Type- A personalities have a goal-pursuit mindset as default hardwiring. This is excellent for executing and producing achievement. Nonetheless, it also creates anxiety. You’re always focused on the future because nothing you do is enough. This mindset taken to the extreme comes with an internal narrative that follows along the lines of “only if X happens, I can then allow myself to be happy, to be satisfied, to feel good about myself, to feel successful, etc.”. This is the byproduct of the belief that there is no inherent worth, so consequently, you have to “earn respect and validation” through rewards (money, status, achievements, skill, knowledge, toughness, etc.)
In my personal life, I realized this a delusion as every achievement opens the possibility for more significant achievements within the horizon. There are hundreds of stories of millionaires, celebrities, and world-class performers who hang themselves because they didn’t found any joy or satisfaction in the goal they had worked towards for years. Most of the valued milestones in western society don’t preserve their value once they are obtained. That is because our brain is wired to look for the next shiny object. In psychology, this phenomenon is known as hedonic adaptation. It is defined as the tendency to quickly return to a relatively emotionally stable level despite major recent positive or negative events or life changes.

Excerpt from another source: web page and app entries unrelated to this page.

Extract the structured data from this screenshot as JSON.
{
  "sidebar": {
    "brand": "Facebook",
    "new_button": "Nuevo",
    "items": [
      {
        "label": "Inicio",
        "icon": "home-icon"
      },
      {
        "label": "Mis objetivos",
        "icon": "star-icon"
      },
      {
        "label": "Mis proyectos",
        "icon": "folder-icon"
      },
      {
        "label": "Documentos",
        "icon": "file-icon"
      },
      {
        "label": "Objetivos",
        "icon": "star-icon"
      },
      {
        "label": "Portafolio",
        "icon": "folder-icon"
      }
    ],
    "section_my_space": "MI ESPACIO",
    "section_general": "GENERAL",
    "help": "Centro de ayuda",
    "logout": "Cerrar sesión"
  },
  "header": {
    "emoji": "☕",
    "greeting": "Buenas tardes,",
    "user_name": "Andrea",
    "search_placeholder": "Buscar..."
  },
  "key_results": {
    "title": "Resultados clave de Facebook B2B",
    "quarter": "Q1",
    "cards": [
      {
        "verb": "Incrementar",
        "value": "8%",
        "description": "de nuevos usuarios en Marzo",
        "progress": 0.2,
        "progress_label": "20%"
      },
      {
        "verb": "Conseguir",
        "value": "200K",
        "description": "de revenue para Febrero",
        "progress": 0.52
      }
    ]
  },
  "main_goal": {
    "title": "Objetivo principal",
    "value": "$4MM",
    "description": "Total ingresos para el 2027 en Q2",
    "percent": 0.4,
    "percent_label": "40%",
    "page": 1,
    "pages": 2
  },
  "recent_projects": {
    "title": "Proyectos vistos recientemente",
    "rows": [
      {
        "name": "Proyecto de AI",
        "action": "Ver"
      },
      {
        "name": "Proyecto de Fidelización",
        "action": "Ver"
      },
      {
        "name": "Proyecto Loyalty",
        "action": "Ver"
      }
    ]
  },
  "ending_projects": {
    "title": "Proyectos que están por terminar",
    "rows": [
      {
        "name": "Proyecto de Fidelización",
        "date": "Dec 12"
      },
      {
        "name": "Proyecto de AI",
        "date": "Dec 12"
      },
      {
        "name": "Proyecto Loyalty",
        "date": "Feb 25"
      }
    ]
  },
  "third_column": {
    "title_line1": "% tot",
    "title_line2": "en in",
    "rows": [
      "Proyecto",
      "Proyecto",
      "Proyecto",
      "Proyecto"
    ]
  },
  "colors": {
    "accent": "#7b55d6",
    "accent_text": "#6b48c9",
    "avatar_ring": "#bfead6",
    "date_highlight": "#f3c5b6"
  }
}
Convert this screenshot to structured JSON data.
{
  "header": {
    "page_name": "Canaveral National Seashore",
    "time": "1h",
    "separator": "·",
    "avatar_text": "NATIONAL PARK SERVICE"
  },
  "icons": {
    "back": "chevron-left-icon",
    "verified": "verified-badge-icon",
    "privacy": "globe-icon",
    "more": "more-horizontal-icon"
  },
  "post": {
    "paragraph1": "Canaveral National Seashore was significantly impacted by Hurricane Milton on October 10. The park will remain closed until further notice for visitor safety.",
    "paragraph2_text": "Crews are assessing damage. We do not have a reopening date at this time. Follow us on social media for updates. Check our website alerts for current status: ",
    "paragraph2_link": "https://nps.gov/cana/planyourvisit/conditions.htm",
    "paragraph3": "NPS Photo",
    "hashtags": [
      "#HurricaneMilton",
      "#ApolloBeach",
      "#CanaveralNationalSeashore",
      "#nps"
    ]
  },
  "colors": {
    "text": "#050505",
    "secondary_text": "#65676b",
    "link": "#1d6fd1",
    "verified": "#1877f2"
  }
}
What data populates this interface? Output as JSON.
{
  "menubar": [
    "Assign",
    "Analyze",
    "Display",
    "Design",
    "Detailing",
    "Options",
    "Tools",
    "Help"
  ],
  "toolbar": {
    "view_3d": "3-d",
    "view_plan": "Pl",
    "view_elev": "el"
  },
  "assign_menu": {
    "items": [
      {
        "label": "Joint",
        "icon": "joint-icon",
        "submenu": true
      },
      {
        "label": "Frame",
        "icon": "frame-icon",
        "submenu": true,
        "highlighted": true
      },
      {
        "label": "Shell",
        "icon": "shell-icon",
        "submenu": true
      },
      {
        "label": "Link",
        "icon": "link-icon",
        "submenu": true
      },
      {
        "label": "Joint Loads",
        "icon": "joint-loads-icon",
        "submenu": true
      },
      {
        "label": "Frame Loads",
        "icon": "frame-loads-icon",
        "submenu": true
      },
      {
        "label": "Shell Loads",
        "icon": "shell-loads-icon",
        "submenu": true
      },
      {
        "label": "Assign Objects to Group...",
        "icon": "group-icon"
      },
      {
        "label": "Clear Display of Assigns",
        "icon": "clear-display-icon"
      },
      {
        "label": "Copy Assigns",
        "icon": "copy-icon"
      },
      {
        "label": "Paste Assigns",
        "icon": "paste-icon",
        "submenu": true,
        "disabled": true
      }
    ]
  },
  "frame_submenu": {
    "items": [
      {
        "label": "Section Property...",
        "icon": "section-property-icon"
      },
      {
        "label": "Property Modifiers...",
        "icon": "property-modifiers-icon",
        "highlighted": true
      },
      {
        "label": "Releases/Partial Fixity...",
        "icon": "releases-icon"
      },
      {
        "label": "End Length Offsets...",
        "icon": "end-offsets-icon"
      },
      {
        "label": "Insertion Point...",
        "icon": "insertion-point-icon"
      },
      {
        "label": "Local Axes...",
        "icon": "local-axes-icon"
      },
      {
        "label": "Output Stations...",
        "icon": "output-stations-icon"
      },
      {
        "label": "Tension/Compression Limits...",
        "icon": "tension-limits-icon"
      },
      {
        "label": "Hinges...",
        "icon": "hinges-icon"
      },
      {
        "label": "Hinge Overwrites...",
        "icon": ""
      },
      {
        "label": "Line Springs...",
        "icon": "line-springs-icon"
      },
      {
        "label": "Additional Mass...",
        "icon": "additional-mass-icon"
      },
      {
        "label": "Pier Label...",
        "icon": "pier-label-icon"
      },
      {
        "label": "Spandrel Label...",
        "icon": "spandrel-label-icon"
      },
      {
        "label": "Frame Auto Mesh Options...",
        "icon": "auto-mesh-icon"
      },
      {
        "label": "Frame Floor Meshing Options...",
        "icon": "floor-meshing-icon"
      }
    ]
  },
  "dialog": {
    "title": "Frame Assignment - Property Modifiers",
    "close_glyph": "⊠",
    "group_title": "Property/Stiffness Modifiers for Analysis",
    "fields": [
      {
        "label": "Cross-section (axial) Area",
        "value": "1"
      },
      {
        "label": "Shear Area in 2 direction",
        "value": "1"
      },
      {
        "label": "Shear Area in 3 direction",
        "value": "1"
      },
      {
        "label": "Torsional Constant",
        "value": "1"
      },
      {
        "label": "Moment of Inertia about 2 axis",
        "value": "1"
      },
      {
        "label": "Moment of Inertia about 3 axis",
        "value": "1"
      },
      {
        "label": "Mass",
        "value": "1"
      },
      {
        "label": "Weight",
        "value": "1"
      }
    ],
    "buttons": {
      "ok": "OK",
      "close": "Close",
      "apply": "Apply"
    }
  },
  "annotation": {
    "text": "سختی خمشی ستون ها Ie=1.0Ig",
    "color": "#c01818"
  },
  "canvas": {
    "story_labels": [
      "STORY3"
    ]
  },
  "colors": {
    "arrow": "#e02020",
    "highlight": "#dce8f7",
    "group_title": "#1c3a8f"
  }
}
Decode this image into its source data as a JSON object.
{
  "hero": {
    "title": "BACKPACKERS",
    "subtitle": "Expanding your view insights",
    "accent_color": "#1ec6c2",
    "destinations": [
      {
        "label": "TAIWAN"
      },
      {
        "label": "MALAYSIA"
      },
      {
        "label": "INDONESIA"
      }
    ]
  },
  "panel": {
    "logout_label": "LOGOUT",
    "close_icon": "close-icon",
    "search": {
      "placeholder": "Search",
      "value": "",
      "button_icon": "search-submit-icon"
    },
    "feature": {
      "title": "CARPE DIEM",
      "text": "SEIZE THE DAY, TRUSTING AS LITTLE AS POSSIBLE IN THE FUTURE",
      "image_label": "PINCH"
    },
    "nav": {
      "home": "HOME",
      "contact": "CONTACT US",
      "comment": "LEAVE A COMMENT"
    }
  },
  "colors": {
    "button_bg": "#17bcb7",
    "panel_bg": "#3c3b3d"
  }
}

From a neurological standpoint, your attention jumps right away to the next goal because no long after achieving a goal, your brain stops producing Dopamine, the neurotransmitter of pleasure. It is the same reason human beings are wired to believe that “the grass is always greener on the other side of the hill.”
If you are convinced yourself that there is no time for savoring, no time for receiving appraisals, no time for acknowledging the positive on your work, and lastly, no time for relaxing. Let me tell you, my friend, that you might be already trapped in that downward spiral because guess what… there will always be undone tasks ready for you to act on. There is still the possibility of achieving more. Brene Brown’s book Gift of imperfection tries to convey that no matter what gets done, how it’s done, and how much of it gets done… you are enough. There is power in always acting from a place of self-love and worthiness. Self-care and self-love are not selfish acts because how you treat others is only a reflection of how you treat yourself.
I learned from the book, High Performers Habits by Brendon Burchard that being satisfied doesn’t mean “settling.” It simply means accepting and taking pleasure in what is. It’s allowing yourself to feel contentment whether or not a thing is complete or “perfect.” You have to allow yourself to feel fulfilled and enjoy the journey now. That doesn’t have to bring your performance down. The more you value keeping yourself healthy, joyful, energetic, the more you can unleash your potential to impact others’ lives. Likewise, it is the only way to maintain your career growth sustainable over the long term.
Here are three different strategies that will help you to break the inertia of a goal-pursuit mindset:
1. Create awareness of the present moment and cultivate an appreciation for what you already have.
2. Reflect and journal what’s going well. Record any progress, any wins.
3. Be aware of hedonic adaptation and start valuing the process more than the desired outcome.
4. Whenever you begin a conversation, talk about what’s working, what people are excited about, what difference your efforts are making in others, and maybe the one great thing that has happened that can spread joy, pride, and fulfillment. This doesn’t mean you neglect what isn’t going well… but it balances your negative biases.
A breakthrough I had in my own life, which helped me break this thought of pattern, was to realize that external achievements are not absolute. Their value is connected to what is essential to you. The main issue is that goals are valued based on the individual worldview shaped by the personal background, not by objective standards. If others can find meaning in their lives without aiming to achieve your same goals, so you do. Despite this, this is not an invitation to stop aiming towards what you want to achieve but rather to refuse to play a “zero-sum game” where your value as a person depends on your results. One of the most valuable lessons I learned from Tony Robbins is that fulfillment is not a byproduct of achievement. Being fulfilled is an art in itself, and unless you start cultivating it, you will never feel whole.
So my question is, if you couldn’t achieve anything else in your life, would you feel enough?